2. Dealing with evidence: primary sources

Dealing with Evidence: Primary Sources
The 100 and 200 Level [Comprehend/Recognize/Interpret/Apply]

Recognize the conventions of different sorts of sources.

Operations commonly required for this component

Possible Assessment Examples

a. Discriminate between primary and secondary sources.

a. Give students one or two problems for them to study and a list of sources. Have them identify potential primary sources for each project.

b. Comprehend how primary sources are used to construct history.

b. Ask students to analyze a primary source; then ask them how this source could be used to write about a historical problem Do a visual assessment of student thinking about the source. (For a detailed example, see Appendix 3)

c. Recall and apply the questions historians ask to extract information from a primary source, such as authorship, purpose.

c. Ask students to list the questions they would use to interrogate a primary source.

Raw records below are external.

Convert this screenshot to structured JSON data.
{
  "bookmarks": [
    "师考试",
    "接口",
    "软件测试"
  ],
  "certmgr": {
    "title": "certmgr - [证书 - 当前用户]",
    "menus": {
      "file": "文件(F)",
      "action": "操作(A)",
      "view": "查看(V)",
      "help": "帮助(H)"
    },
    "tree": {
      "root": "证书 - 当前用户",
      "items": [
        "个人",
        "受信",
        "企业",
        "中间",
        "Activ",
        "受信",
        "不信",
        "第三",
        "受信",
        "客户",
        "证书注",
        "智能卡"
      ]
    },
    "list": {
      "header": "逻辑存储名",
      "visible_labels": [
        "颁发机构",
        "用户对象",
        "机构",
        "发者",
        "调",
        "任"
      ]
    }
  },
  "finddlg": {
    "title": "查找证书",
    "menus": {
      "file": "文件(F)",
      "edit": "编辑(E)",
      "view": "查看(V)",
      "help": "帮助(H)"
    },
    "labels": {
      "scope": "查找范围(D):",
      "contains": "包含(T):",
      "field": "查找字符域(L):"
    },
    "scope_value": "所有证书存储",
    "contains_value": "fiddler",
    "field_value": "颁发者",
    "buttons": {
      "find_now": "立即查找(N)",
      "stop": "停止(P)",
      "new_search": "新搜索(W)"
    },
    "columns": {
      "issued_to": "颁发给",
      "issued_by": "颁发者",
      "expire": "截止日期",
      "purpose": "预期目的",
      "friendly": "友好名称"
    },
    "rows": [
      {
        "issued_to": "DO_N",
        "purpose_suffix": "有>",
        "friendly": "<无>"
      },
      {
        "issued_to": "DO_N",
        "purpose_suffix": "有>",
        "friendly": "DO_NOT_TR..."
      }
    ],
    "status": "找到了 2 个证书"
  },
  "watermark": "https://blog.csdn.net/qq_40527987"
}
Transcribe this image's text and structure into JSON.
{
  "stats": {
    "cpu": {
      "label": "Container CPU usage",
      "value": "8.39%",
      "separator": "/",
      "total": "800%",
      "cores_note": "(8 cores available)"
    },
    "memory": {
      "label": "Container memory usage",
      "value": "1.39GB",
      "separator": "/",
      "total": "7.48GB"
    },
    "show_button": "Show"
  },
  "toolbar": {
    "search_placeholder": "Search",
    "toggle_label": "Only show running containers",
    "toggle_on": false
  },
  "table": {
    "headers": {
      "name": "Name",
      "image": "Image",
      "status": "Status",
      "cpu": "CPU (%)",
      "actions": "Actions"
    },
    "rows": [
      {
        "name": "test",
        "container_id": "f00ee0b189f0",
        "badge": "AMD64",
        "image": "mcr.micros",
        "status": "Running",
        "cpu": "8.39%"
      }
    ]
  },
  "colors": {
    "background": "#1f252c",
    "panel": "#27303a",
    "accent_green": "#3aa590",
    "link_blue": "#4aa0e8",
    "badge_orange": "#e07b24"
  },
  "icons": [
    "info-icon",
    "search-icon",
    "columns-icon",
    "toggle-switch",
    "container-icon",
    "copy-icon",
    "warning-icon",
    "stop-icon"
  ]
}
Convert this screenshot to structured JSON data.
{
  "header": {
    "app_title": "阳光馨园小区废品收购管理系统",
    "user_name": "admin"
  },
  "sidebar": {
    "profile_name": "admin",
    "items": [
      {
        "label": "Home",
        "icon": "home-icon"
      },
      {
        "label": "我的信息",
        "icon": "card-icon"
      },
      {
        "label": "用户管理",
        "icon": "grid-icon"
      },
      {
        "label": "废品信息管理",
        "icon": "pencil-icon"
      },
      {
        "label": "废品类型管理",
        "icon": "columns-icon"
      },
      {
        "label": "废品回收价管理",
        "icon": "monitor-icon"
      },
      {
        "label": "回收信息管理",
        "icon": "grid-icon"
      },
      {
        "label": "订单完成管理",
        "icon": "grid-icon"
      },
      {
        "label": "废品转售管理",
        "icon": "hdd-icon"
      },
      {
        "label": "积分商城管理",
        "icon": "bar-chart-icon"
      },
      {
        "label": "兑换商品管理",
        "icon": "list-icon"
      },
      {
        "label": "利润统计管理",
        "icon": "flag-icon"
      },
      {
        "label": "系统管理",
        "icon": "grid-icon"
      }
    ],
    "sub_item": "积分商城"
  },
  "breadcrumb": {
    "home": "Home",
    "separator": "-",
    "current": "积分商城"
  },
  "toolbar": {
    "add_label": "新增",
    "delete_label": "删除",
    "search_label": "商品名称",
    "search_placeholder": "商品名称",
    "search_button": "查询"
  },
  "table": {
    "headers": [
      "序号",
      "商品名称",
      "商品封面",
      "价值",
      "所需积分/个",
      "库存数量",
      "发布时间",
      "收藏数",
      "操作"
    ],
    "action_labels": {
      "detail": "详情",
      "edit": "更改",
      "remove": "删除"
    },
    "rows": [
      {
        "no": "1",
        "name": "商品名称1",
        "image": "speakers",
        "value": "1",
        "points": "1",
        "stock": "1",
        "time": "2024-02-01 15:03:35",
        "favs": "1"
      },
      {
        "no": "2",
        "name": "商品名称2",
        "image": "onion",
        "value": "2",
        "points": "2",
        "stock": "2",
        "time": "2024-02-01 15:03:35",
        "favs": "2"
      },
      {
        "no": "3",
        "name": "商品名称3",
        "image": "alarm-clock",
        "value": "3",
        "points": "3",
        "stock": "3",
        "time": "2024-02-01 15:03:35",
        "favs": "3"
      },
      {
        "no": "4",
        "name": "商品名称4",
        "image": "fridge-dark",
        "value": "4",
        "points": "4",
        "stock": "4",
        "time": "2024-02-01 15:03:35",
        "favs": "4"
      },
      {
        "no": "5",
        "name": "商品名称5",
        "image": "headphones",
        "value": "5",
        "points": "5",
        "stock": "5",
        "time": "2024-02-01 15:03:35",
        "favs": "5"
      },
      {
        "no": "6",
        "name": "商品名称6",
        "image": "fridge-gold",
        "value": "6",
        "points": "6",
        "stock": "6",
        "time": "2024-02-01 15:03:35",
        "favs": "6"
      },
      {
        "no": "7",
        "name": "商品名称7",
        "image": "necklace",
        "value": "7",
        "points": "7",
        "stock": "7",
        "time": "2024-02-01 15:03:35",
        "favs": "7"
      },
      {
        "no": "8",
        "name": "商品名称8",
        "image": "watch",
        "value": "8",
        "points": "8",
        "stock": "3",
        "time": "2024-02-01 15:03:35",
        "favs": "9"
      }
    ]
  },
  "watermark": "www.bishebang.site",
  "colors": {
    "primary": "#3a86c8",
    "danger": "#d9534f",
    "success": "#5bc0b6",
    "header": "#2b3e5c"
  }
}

Have them then apply their questions to that source and explain what the answers tell them.

d. Comprehend the contents of a primary source thoroughly and apply the contents accurately.

d. Ask students to write a summary of the source. (A summary is an excellent indication of the quality of a student's comprehension of something he or she has read.)

e. Draw inferences from primary sources that the creator did not intentionally convey and relate that information to broad course themes.

e. Ask students to identify the assumptions made by the author of a source. (For a detailed example, see Appendix 4)

f. Recognize the human agency behind the production of a primary source and the choices made by the creator of the work.

f. Have students identify plausible alternative choices made by the creator of a work and then explain how this different choice would have altered the work.

g. Recognize the conventions of different sorts of sources.

g. Give students three examples of the same sort of primary source. Have students identify what the works have in common and where there is variation between the sources.